_Requirement_
Return each record verbatim, images excluded.

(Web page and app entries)

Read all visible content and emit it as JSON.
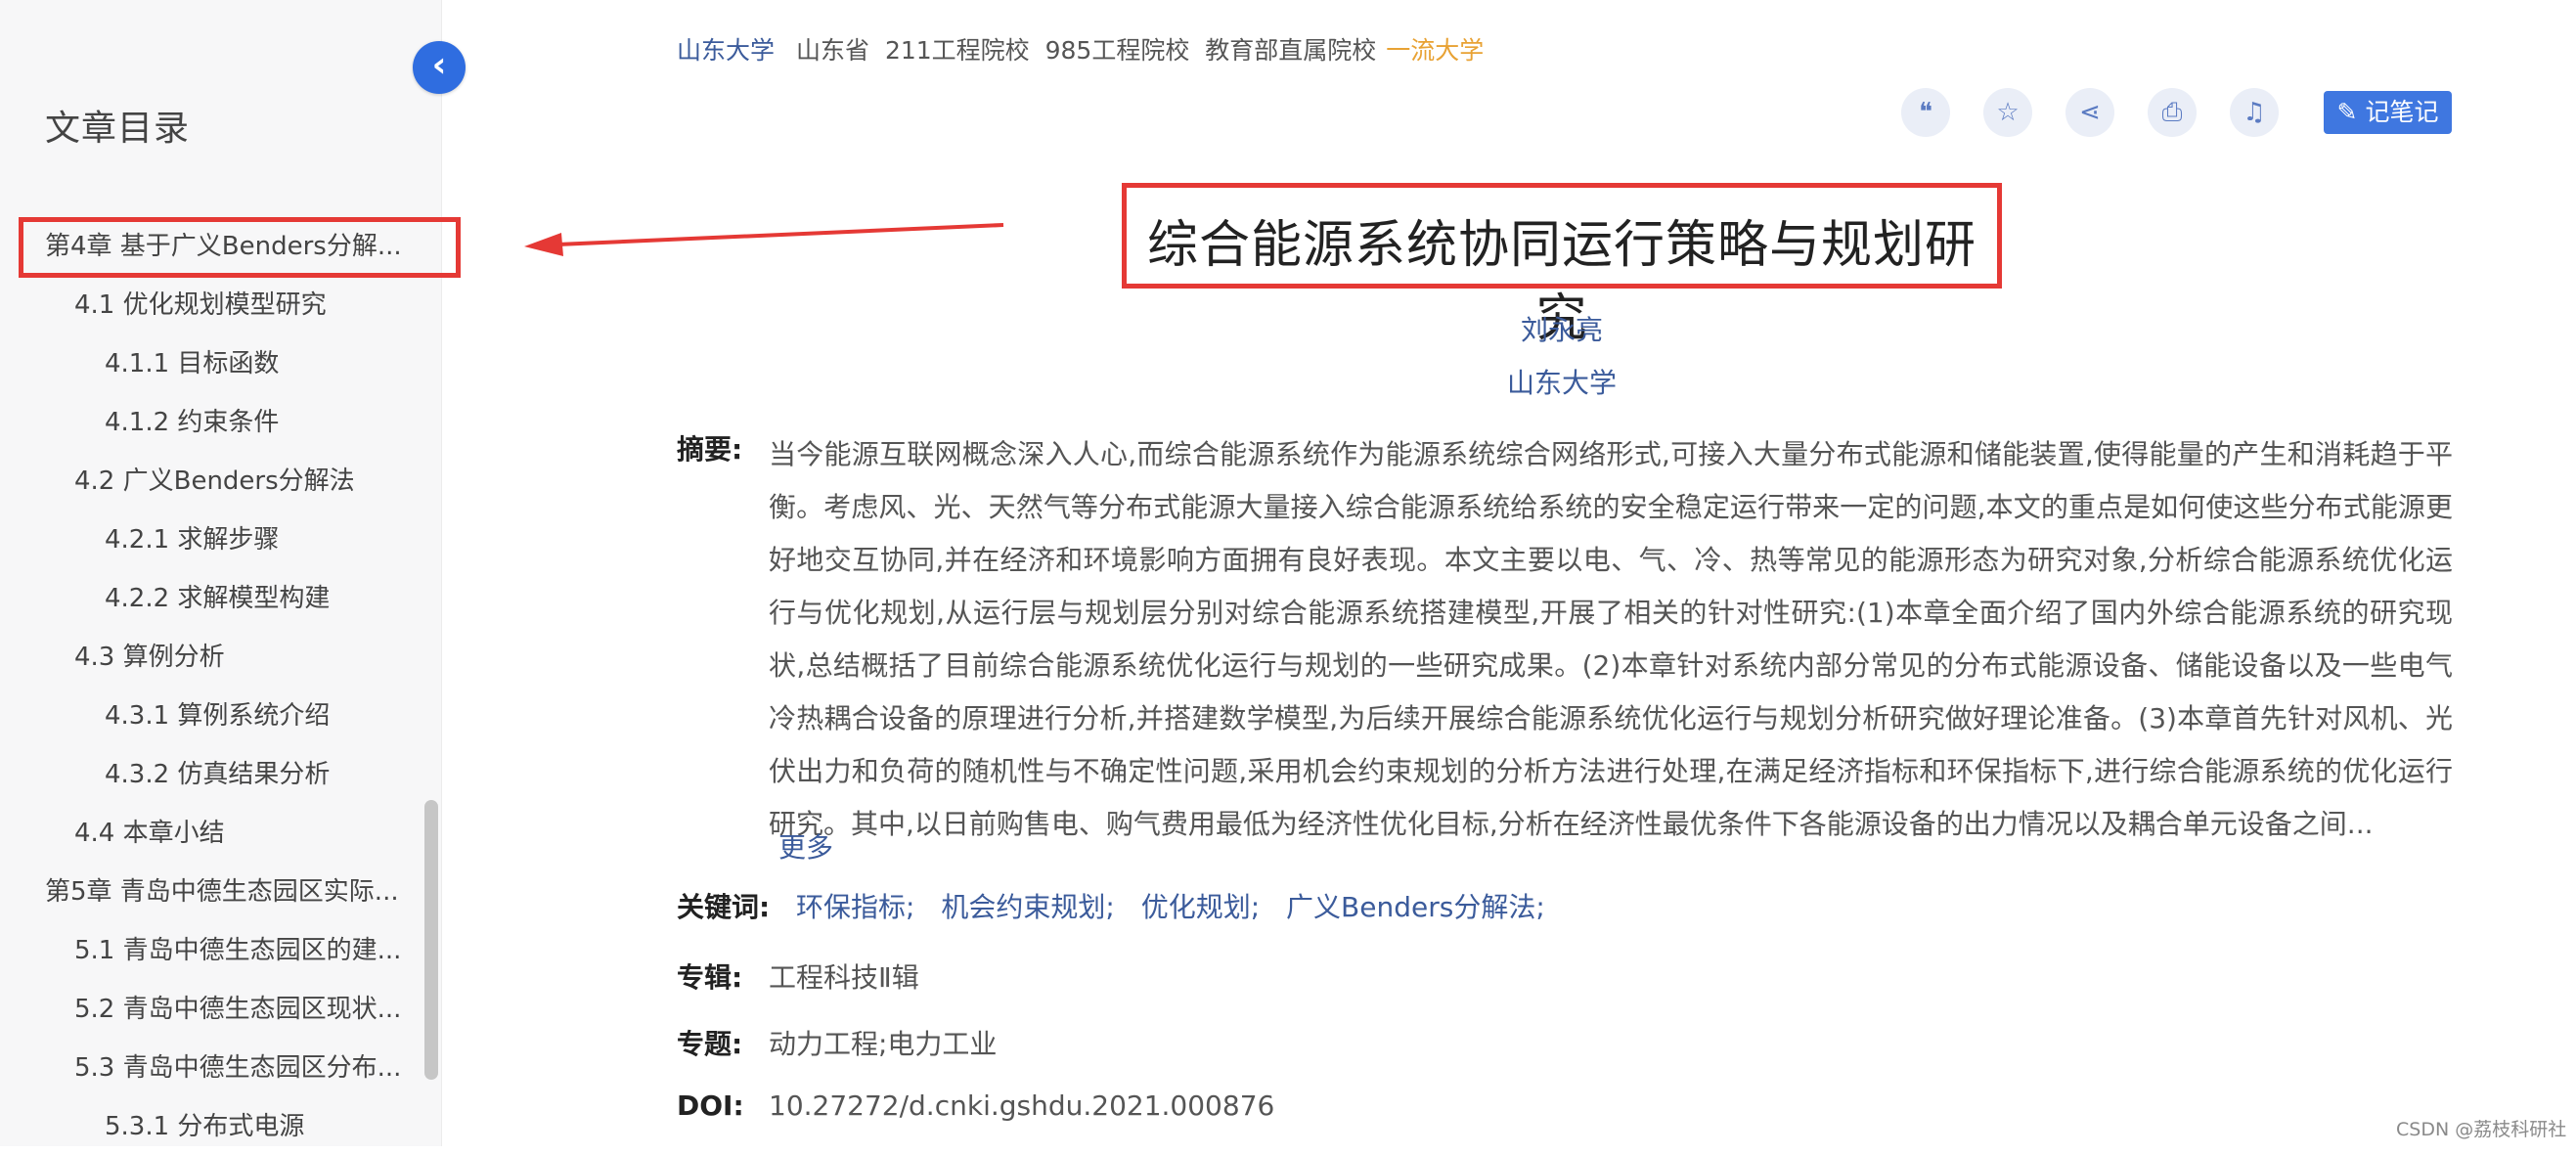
{
  "sidebar": {
    "collapse_icon": "‹",
    "title": "文章目录",
    "items": [
      {
        "label": "第4章 基于广义Benders分解...",
        "level": 1
      },
      {
        "label": "4.1 优化规划模型研究",
        "level": 2
      },
      {
        "label": "4.1.1 目标函数",
        "level": 3
      },
      {
        "label": "4.1.2 约束条件",
        "level": 3
      },
      {
        "label": "4.2 广义Benders分解法",
        "level": 2
      },
      {
        "label": "4.2.1 求解步骤",
        "level": 3
      },
      {
        "label": "4.2.2 求解模型构建",
        "level": 3
      },
      {
        "label": "4.3 算例分析",
        "level": 2
      },
      {
        "label": "4.3.1 算例系统介绍",
        "level": 3
      },
      {
        "label": "4.3.2 仿真结果分析",
        "level": 3
      },
      {
        "label": "4.4 本章小结",
        "level": 2
      },
      {
        "label": "第5章 青岛中德生态园区实际...",
        "level": 1
      },
      {
        "label": "5.1 青岛中德生态园区的建...",
        "level": 2
      },
      {
        "label": "5.2 青岛中德生态园区现状...",
        "level": 2
      },
      {
        "label": "5.3 青岛中德生态园区分布...",
        "level": 2
      },
      {
        "label": "5.3.1 分布式电源",
        "level": 3
      }
    ]
  },
  "header": {
    "school_link": "山东大学",
    "tags": [
      "山东省",
      "211工程院校",
      "985工程院校",
      "教育部直属院校"
    ],
    "highlight_tag": "一流大学"
  },
  "toolbar": {
    "icons": [
      {
        "name": "quote-icon",
        "glyph": "❝"
      },
      {
        "name": "star-icon",
        "glyph": "☆"
      },
      {
        "name": "share-icon",
        "glyph": "⋖"
      },
      {
        "name": "print-icon",
        "glyph": "⎙"
      },
      {
        "name": "bell-icon",
        "glyph": "♫"
      }
    ],
    "note_icon": "✎",
    "note_label": "记笔记"
  },
  "paper": {
    "title": "综合能源系统协同运行策略与规划研究",
    "author": "刘永亮",
    "institution": "山东大学",
    "abstract_label": "摘要:",
    "abstract": "当今能源互联网概念深入人心,而综合能源系统作为能源系统综合网络形式,可接入大量分布式能源和储能装置,使得能量的产生和消耗趋于平衡。考虑风、光、天然气等分布式能源大量接入综合能源系统给系统的安全稳定运行带来一定的问题,本文的重点是如何使这些分布式能源更好地交互协同,并在经济和环境影响方面拥有良好表现。本文主要以电、气、冷、热等常见的能源形态为研究对象,分析综合能源系统优化运行与优化规划,从运行层与规划层分别对综合能源系统搭建模型,开展了相关的针对性研究:(1)本章全面介绍了国内外综合能源系统的研究现状,总结概括了目前综合能源系统优化运行与规划的一些研究成果。(2)本章针对系统内部分常见的分布式能源设备、储能设备以及一些电气冷热耦合设备的原理进行分析,并搭建数学模型,为后续开展综合能源系统优化运行与规划分析研究做好理论准备。(3)本章首先针对风机、光伏出力和负荷的随机性与不确定性问题,采用机会约束规划的分析方法进行处理,在满足经济指标和环保指标下,进行综合能源系统的优化运行研究。其中,以日前购售电、购气费用最低为经济性优化目标,分析在经济性最优条件下各能源设备的出力情况以及耦合单元设备之间...",
    "more_label": "更多",
    "keywords_label": "关键词:",
    "keywords": [
      "环保指标;",
      "机会约束规划;",
      "优化规划;",
      "广义Benders分解法;"
    ],
    "series_label": "专辑:",
    "series": "工程科技Ⅱ辑",
    "topic_label": "专题:",
    "topic": "动力工程;电力工业",
    "doi_label": "DOI:",
    "doi": "10.27272/d.cnki.gshdu.2021.000876"
  },
  "watermark": "CSDN @荔枝科研社",
  "colors": {
    "link_blue": "#3b5b9b",
    "accent_blue": "#3f77e0",
    "highlight_red": "#e53935",
    "gold": "#e8a234"
  }
}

_Your solution_
Read all visible content and emit it as JSON.
{
  "sidebar": {
    "collapse_icon": "‹",
    "title": "文章目录",
    "items": [
      {
        "label": "第4章 基于广义Benders分解...",
        "level": 1
      },
      {
        "label": "4.1 优化规划模型研究",
        "level": 2
      },
      {
        "label": "4.1.1 目标函数",
        "level": 3
      },
      {
        "label": "4.1.2 约束条件",
        "level": 3
      },
      {
        "label": "4.2 广义Benders分解法",
        "level": 2
      },
      {
        "label": "4.2.1 求解步骤",
        "level": 3
      },
      {
        "label": "4.2.2 求解模型构建",
        "level": 3
      },
      {
        "label": "4.3 算例分析",
        "level": 2
      },
      {
        "label": "4.3.1 算例系统介绍",
        "level": 3
      },
      {
        "label": "4.3.2 仿真结果分析",
        "level": 3
      },
      {
        "label": "4.4 本章小结",
        "level": 2
      },
      {
        "label": "第5章 青岛中德生态园区实际...",
        "level": 1
      },
      {
        "label": "5.1 青岛中德生态园区的建...",
        "level": 2
      },
      {
        "label": "5.2 青岛中德生态园区现状...",
        "level": 2
      },
      {
        "label": "5.3 青岛中德生态园区分布...",
        "level": 2
      },
      {
        "label": "5.3.1 分布式电源",
        "level": 3
      }
    ]
  },
  "header": {
    "school_link": "山东大学",
    "tags": [
      "山东省",
      "211工程院校",
      "985工程院校",
      "教育部直属院校"
    ],
    "highlight_tag": "一流大学"
  },
  "toolbar": {
    "icons": [
      {
        "name": "quote-icon",
        "glyph": "❝"
      },
      {
        "name": "star-icon",
        "glyph": "☆"
      },
      {
        "name": "share-icon",
        "glyph": "⋖"
      },
      {
        "name": "print-icon",
        "glyph": "⎙"
      },
      {
        "name": "bell-icon",
        "glyph": "♫"
      }
    ],
    "note_icon": "✎",
    "note_label": "记笔记"
  },
  "paper": {
    "title": "综合能源系统协同运行策略与规划研究",
    "author": "刘永亮",
    "institution": "山东大学",
    "abstract_label": "摘要:",
    "abstract": "当今能源互联网概念深入人心,而综合能源系统作为能源系统综合网络形式,可接入大量分布式能源和储能装置,使得能量的产生和消耗趋于平衡。考虑风、光、天然气等分布式能源大量接入综合能源系统给系统的安全稳定运行带来一定的问题,本文的重点是如何使这些分布式能源更好地交互协同,并在经济和环境影响方面拥有良好表现。本文主要以电、气、冷、热等常见的能源形态为研究对象,分析综合能源系统优化运行与优化规划,从运行层与规划层分别对综合能源系统搭建模型,开展了相关的针对性研究:(1)本章全面介绍了国内外综合能源系统的研究现状,总结概括了目前综合能源系统优化运行与规划的一些研究成果。(2)本章针对系统内部分常见的分布式能源设备、储能设备以及一些电气冷热耦合设备的原理进行分析,并搭建数学模型,为后续开展综合能源系统优化运行与规划分析研究做好理论准备。(3)本章首先针对风机、光伏出力和负荷的随机性与不确定性问题,采用机会约束规划的分析方法进行处理,在满足经济指标和环保指标下,进行综合能源系统的优化运行研究。其中,以日前购售电、购气费用最低为经济性优化目标,分析在经济性最优条件下各能源设备的出力情况以及耦合单元设备之间...",
    "more_label": "更多",
    "keywords_label": "关键词:",
    "keywords": [
      "环保指标;",
      "机会约束规划;",
      "优化规划;",
      "广义Benders分解法;"
    ],
    "series_label": "专辑:",
    "series": "工程科技Ⅱ辑",
    "topic_label": "专题:",
    "topic": "动力工程;电力工业",
    "doi_label": "DOI:",
    "doi": "10.27272/d.cnki.gshdu.2021.000876"
  },
  "watermark": "CSDN @荔枝科研社",
  "colors": {
    "link_blue": "#3b5b9b",
    "accent_blue": "#3f77e0",
    "highlight_red": "#e53935",
    "gold": "#e8a234"
  }
}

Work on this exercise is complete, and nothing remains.